I've swapped the new covers in for the old ones on all of the e-book versions and on all of the paperback versions as well. I had to raise the prices a little on the paperback versions, but the e-book versions are still the same price. I was tempted to order all five in paperback, but I have a rule about not doing that anymore. I've ordered so many of my own paperbacks that sales of my paperbacks haven't quite balanced it out. I need to reach a break-even point.

That being said, I would like to give you a quick run-down on the five travel photo books in my set. It's unlikely I will be able to release another one for at least a year or two because these are all based on my own travels with photos I took and background info that I researched.

Traveling Asia: The Philippines was the first travel photo book I released. I lived in the Philippines for two years as a missionary, speak fluent Tagalog, and returned in 2010 to tour the Philippines once again. This photo-based travel guide includes Tagalog words for some of the things you'll run into as well as some common souvenirs from Baguio (up north in the mountains) and some foods you can try if you're brave enough.
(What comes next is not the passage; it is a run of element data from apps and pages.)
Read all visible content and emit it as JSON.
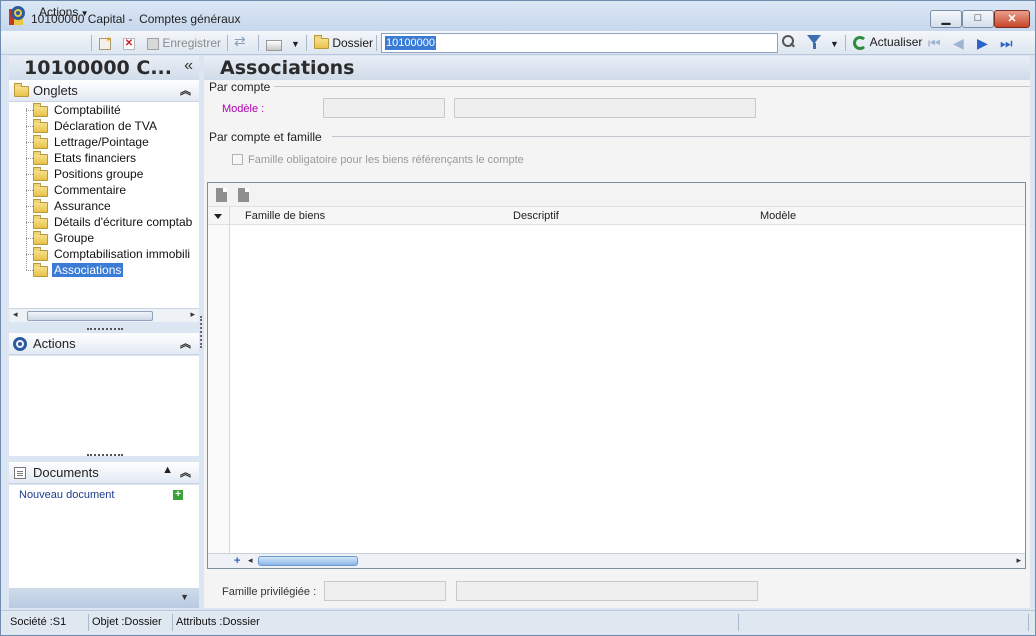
{
  "window": {
    "title": "10100000 Capital -  Comptes généraux",
    "min_glyph": "▁",
    "max_glyph": "□",
    "close_glyph": "✕"
  },
  "toolbar": {
    "actions_label": "Actions",
    "save_label": "Enregistrer",
    "folder_label": "Dossier",
    "search_value": "10100000",
    "refresh_label": "Actualiser"
  },
  "left": {
    "title": "10100000 C...",
    "collapse_glyph": "«",
    "tabs_header": "Onglets",
    "tree": [
      {
        "label": "Comptabilité"
      },
      {
        "label": "Déclaration de TVA"
      },
      {
        "label": "Lettrage/Pointage"
      },
      {
        "label": "Etats financiers"
      },
      {
        "label": "Positions groupe"
      },
      {
        "label": "Commentaire"
      },
      {
        "label": "Assurance"
      },
      {
        "label": "Détails d'écriture comptab"
      },
      {
        "label": "Groupe"
      },
      {
        "label": "Comptabilisation immobili"
      },
      {
        "label": "Associations"
      }
    ],
    "selected_index": 10,
    "actions_header": "Actions",
    "documents_header": "Documents",
    "new_document_link": "Nouveau document"
  },
  "main": {
    "title": "Associations",
    "group_by_account": "Par compte",
    "model_label": "Modèle :",
    "group_by_account_family": "Par compte et famille",
    "mandatory_family_label": "Famille obligatoire pour les biens référençants le compte",
    "mandatory_family_checked": false,
    "grid_columns": [
      "Famille de biens",
      "Descriptif",
      "Modèle"
    ],
    "grid_rows": [],
    "preferred_family_label": "Famille privilégiée :"
  },
  "status": {
    "company": "Société :S1",
    "object": "Objet :Dossier",
    "attributes": "Attributs :Dossier"
  },
  "colors": {
    "selection": "#3a7bd5",
    "required_label": "#b000b0",
    "link": "#1b3c8f"
  }
}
Traveling Asia: Tokyo, Taipei, and Hong Kong features a photo-based tour of the three cities we visited after stopping in the Philippines for our 2010 vacation. I was just a tourist for these three, so my photos come with some research that I did after we left. I had my Canon camera by this point so all of the pictures are high quality (whereas some of the pictures from my Philippines guide were taken with a film camera or a lower megapixel digital camera.)
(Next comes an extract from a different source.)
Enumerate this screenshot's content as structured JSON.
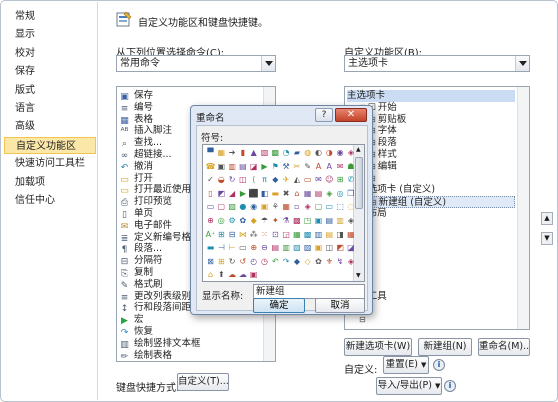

Traveling the U.S.: Hawaii features pictures from our 2012 vacation in Hawaii. It mostly covers Oahu but also includes a visit to Pearl Harbor and the Polynesian Cultural Center on Laie. The cover features a wolphin (a dolphin / whale hybrid.) There are only a few wolphins alive today.

Traveling the U.S.: East Coast History is, by far, the longest travel photo book I've written so far. It features over 125 photos from the Capitol, the Washington Monument, the Lincoln Memorial, the White House, Arlington National Cemetery, Mount Vernon, Monticello, Jamestown (with excavation photos), Gettysburg, Independence Hall, the Liberty Bell, the Empire State Building, the Statue of Liberty, the 9/11 Memorial, and more. Since it's quite a bit longer than the others, the paperback is more expensive but I've kept the e-book price the same as the other four.

Traveling the U.S.: Utah is my latest travel photo release. It occurred to me that while everyone gets excited to travel and explore new places, a lot of people haven't seen most of the history in their own city or state. I've lived in Utah since I was fifteen (with the exception of two years that I lived in the Philippines) and I had never visited the Capitol or many of the sites around Temple Square. This, like my other books, is not a comprehensive guide and it mostly covers the history in Salt Lake City but it's well researched and has some amazing photos.

All of the above book covers are linked to the e-book version on Amazon. If you haven't checked out any of them, please consider giving one of them a shot. It's a fun, easy way to get acquainted with new cultures and history and they aren't very expensive.